Mobile technology giant cuts money-losing handset division following long, public proxy fight.
Motorola said on Wednesday it would split into two publicly traded entities to separate its loss-making handset division from its other businesses, sending its shares up about 5 percent.
The move, which comes amid an intensifying proxy battle against activist investor Carl Icahn ahead of a May 5 annual meeting, could be a prelude for a joint venture for the cell phone business, analysts said.
They said separating the cell phone business, which has been losing market share to rivals like Nokia and Samsung, could help Motorola find a strategic investor, such as among Asian handset makers that are keen to win a bigger share of the U.S. market.
Under pressure from its second-largest investor Icahn to boost shareholder returns, Motorola announced a strategic review in late January but no potential buyers have emerged.
"I suspect it's a prelude for a joint venture for the mobile devices business," said Avian Securities analyst Tero Kuittinen, who sees Chinese and Japanese companies as the top candidates for a venture.
"It might be easier to negotiate with a standalone unit," Kuittinen said. "It's positive news because it shows the company is moving toward a serious restructuring."
Motorola, now ranked third in the global handset market, said the split would take the form of a tax-free distribution to its shareholders and expected it to be completed in 2009. The company has already started to look for a new head for its mobile devices business.
"We expect this action to enhance recovery in mobile devices and accelerate efforts to attract a new leader," Chief Executive Greg Brown said on a conference call with analysts.
He did not give details on the new capital structures or how shares would be allocated to existing shareholders, saying these details would be worked out in the coming months.
Motorola plans to separate its Mobile Devices unit from its Broadband & Mobility Solutions business.

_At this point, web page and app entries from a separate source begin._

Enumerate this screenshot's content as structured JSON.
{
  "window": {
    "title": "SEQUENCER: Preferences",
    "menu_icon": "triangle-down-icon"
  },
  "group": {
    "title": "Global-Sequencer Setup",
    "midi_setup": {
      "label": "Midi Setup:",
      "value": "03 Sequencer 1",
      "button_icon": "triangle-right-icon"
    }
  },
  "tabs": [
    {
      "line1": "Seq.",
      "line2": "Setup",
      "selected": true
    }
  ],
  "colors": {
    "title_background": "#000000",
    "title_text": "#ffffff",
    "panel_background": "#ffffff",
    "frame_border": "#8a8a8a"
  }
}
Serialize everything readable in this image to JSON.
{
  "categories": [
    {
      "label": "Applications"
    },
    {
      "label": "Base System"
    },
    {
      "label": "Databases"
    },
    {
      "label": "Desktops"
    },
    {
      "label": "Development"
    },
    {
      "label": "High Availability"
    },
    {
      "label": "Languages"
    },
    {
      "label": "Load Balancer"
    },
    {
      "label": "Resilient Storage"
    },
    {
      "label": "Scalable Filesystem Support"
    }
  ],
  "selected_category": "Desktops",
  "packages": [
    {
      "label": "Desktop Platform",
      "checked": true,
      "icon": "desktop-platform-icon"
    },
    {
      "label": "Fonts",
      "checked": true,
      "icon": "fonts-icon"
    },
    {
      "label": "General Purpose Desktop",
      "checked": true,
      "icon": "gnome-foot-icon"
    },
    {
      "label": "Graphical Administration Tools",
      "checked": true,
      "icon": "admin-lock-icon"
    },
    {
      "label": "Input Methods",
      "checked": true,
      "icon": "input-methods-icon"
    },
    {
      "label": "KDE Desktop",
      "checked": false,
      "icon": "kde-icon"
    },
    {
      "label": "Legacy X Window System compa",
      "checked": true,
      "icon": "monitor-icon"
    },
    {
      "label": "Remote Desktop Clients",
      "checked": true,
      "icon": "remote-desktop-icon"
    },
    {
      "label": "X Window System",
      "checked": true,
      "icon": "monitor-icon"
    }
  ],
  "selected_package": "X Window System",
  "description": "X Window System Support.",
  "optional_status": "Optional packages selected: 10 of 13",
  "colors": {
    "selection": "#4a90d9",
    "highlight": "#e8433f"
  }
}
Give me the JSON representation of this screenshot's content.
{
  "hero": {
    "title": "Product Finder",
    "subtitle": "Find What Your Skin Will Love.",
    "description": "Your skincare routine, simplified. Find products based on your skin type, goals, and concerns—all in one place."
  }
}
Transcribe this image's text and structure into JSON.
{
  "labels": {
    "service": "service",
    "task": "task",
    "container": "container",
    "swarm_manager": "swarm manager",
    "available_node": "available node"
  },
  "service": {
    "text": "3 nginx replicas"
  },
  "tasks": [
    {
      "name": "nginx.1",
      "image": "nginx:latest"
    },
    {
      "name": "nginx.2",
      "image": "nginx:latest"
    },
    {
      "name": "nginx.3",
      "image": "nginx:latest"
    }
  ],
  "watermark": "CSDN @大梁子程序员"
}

The latter consists of its network equipment, enterprise and public safety businesses. Brown did not give details on the branding strategy for each business, beyond saying the Motorola brand is important for the mobile devices business.
Shares of Motorola, which has a market value of about $22 billion, have fallen more than 60 percent since October 2006, amid handset market share losses and criticism for failing to come up with a strong successor to the once-lauded Razr phone.
The stock was up 5.12 percent at $10.26 in early trading on the New York Stock Exchange, after rising more than 10 percent in pre-market trading.
Some analysts, however, were not convinced of the positive impact of the planned company split.
"In the short term restructuring is not helping Motorola on the operational level. Probably, the first quarter is weak for Motorola, which relatively could benefit others," said Carnegie analyst Janne Rantanen.
The news came as some analysts lowered their already weak estimates for Motorola's handset sales for 2008. UBS analyst Maynard Um cut his estimate to 130.2 million units for the year, from 145.6 million. Brown declined comment on guidance.
Motorola is engaged in a proxy battle with Icahn, who owns a 6.3 percent stake. He has proposed a slate of four directors to the board and is suing Motorola to force it to hand over documents related to its mobile devices business.
Icahn was not immediately available for comment on Wednesday. He said in an interview on Monday that he would not be satisfied unless Keith Meister, chief executive of Icahn Enterprises and manager of Icahn's $8 billion fund, became a director of Motorola.
Motorola said on Wednesday there was no assurance the planned split, which is subject to further financial, tax and legal analysis, would occur.